# Task to carry out
Your task is to output the listing exactly, leaving every image out.

# Input for this task
■ ■ ■ ■ ■
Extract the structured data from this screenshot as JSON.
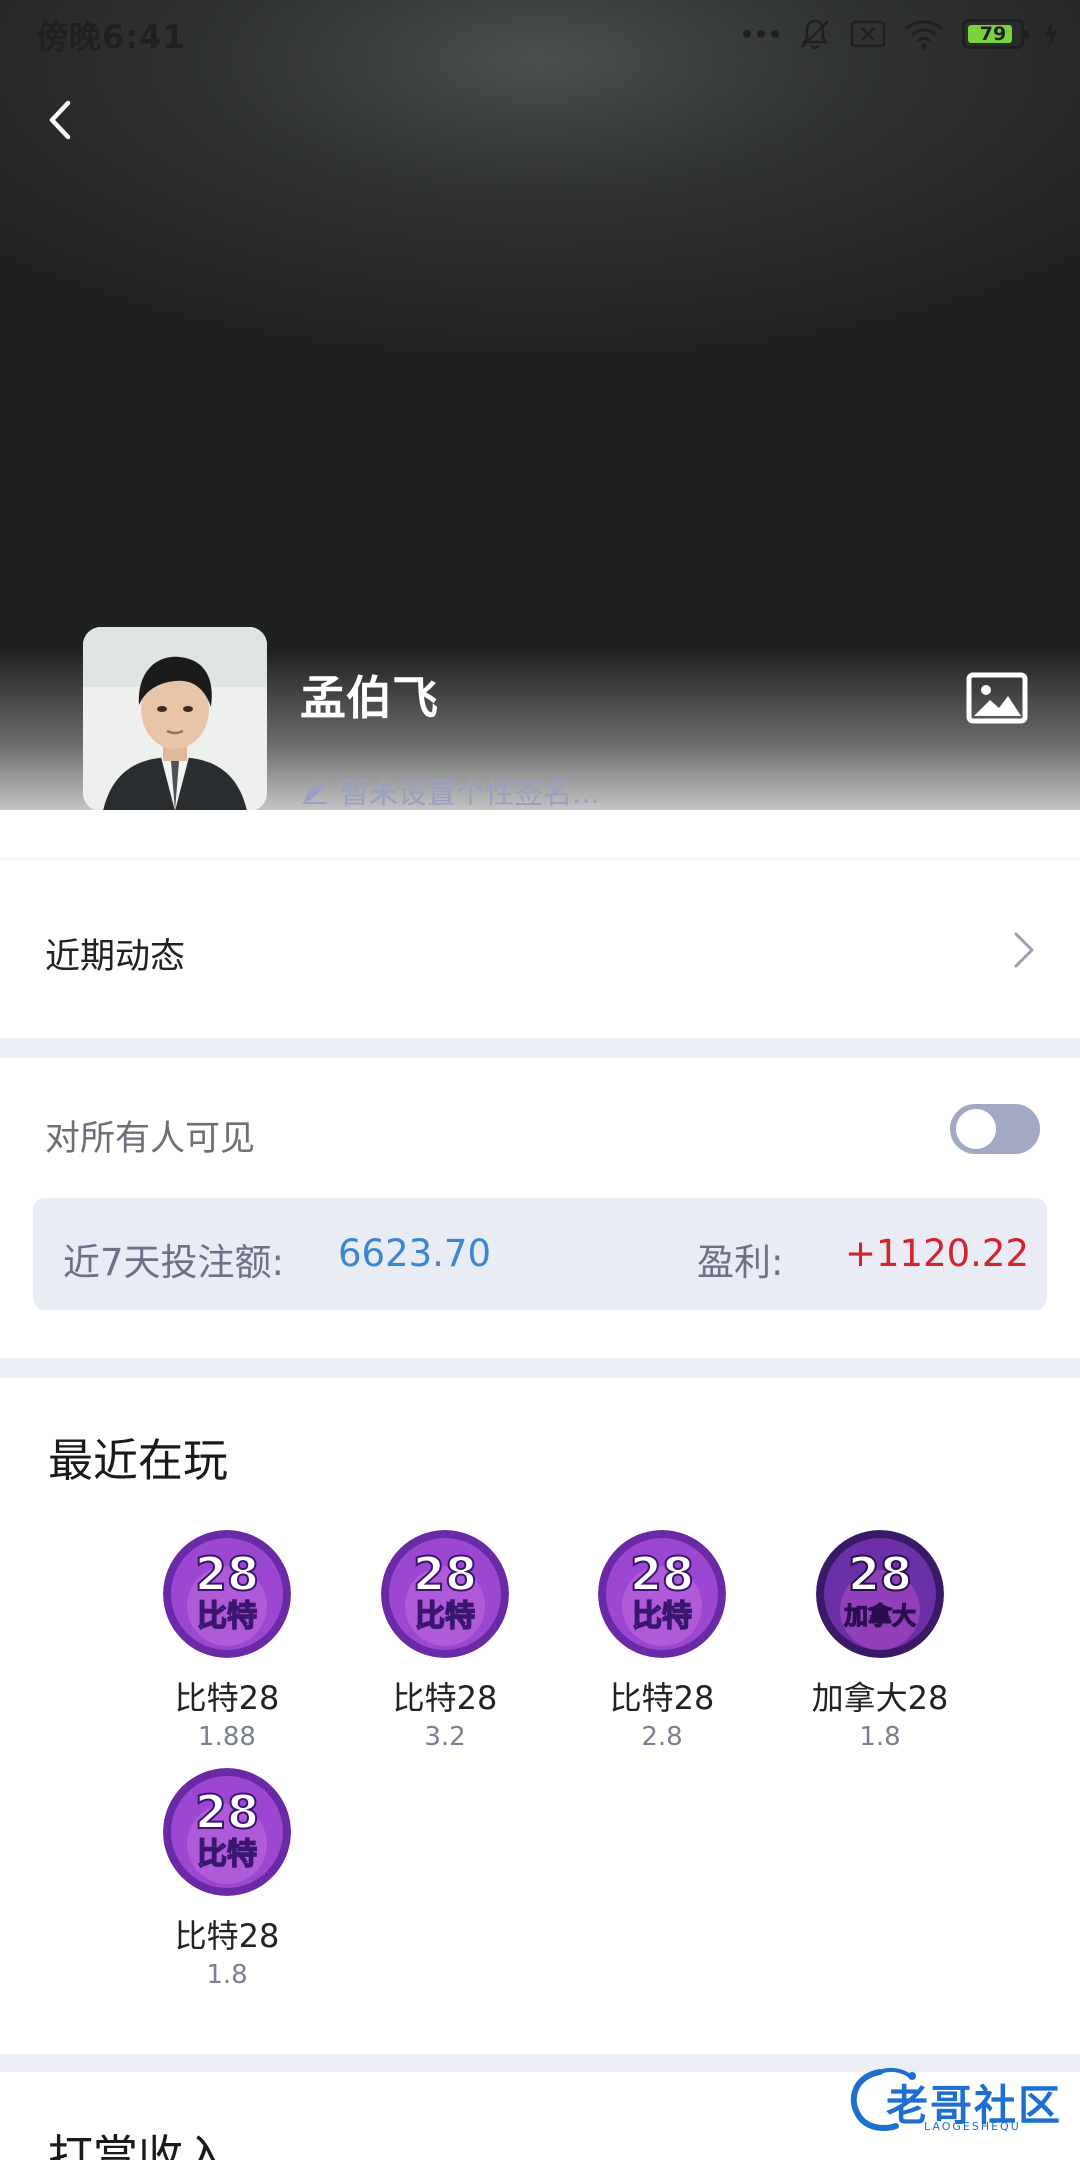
{
  "status_bar": {
    "time": "傍晚6:41",
    "battery": "79",
    "icons": [
      "more-dots-icon",
      "bell-muted-icon",
      "sim-x-icon",
      "wifi-icon",
      "battery-icon",
      "charging-icon"
    ]
  },
  "profile": {
    "name": "孟伯飞",
    "signature_placeholder": "暂未设置个性签名..."
  },
  "rows": {
    "recent_activity": "近期动态",
    "visibility": "对所有人可见"
  },
  "stats": {
    "bet_label": "近7天投注额:",
    "bet_value": "6623.70",
    "profit_label": "盈利:",
    "profit_value": "+1120.22"
  },
  "recent_games": {
    "title": "最近在玩",
    "items": [
      {
        "name": "比特28",
        "odds": "1.88",
        "badge": "比特"
      },
      {
        "name": "比特28",
        "odds": "3.2",
        "badge": "比特"
      },
      {
        "name": "比特28",
        "odds": "2.8",
        "badge": "比特"
      },
      {
        "name": "加拿大28",
        "odds": "1.8",
        "badge": "加拿大"
      },
      {
        "name": "比特28",
        "odds": "1.8",
        "badge": "比特"
      }
    ]
  },
  "tip_income": {
    "title": "打赏收入"
  },
  "watermark": {
    "text": "老哥社区",
    "sub": "LAOGESHEQU"
  },
  "colors": {
    "accent_blue": "#3b86d1",
    "profit_red": "#d3242c",
    "game_purple": "#8c3fc8"
  }
}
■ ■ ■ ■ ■
# Reply
Extract the structured data from this screenshot as JSON.
{
  "status_bar": {
    "time": "傍晚6:41",
    "battery": "79",
    "icons": [
      "more-dots-icon",
      "bell-muted-icon",
      "sim-x-icon",
      "wifi-icon",
      "battery-icon",
      "charging-icon"
    ]
  },
  "profile": {
    "name": "孟伯飞",
    "signature_placeholder": "暂未设置个性签名..."
  },
  "rows": {
    "recent_activity": "近期动态",
    "visibility": "对所有人可见"
  },
  "stats": {
    "bet_label": "近7天投注额:",
    "bet_value": "6623.70",
    "profit_label": "盈利:",
    "profit_value": "+1120.22"
  },
  "recent_games": {
    "title": "最近在玩",
    "items": [
      {
        "name": "比特28",
        "odds": "1.88",
        "badge": "比特"
      },
      {
        "name": "比特28",
        "odds": "3.2",
        "badge": "比特"
      },
      {
        "name": "比特28",
        "odds": "2.8",
        "badge": "比特"
      },
      {
        "name": "加拿大28",
        "odds": "1.8",
        "badge": "加拿大"
      },
      {
        "name": "比特28",
        "odds": "1.8",
        "badge": "比特"
      }
    ]
  },
  "tip_income": {
    "title": "打赏收入"
  },
  "watermark": {
    "text": "老哥社区",
    "sub": "LAOGESHEQU"
  },
  "colors": {
    "accent_blue": "#3b86d1",
    "profit_red": "#d3242c",
    "game_purple": "#8c3fc8"
  }
}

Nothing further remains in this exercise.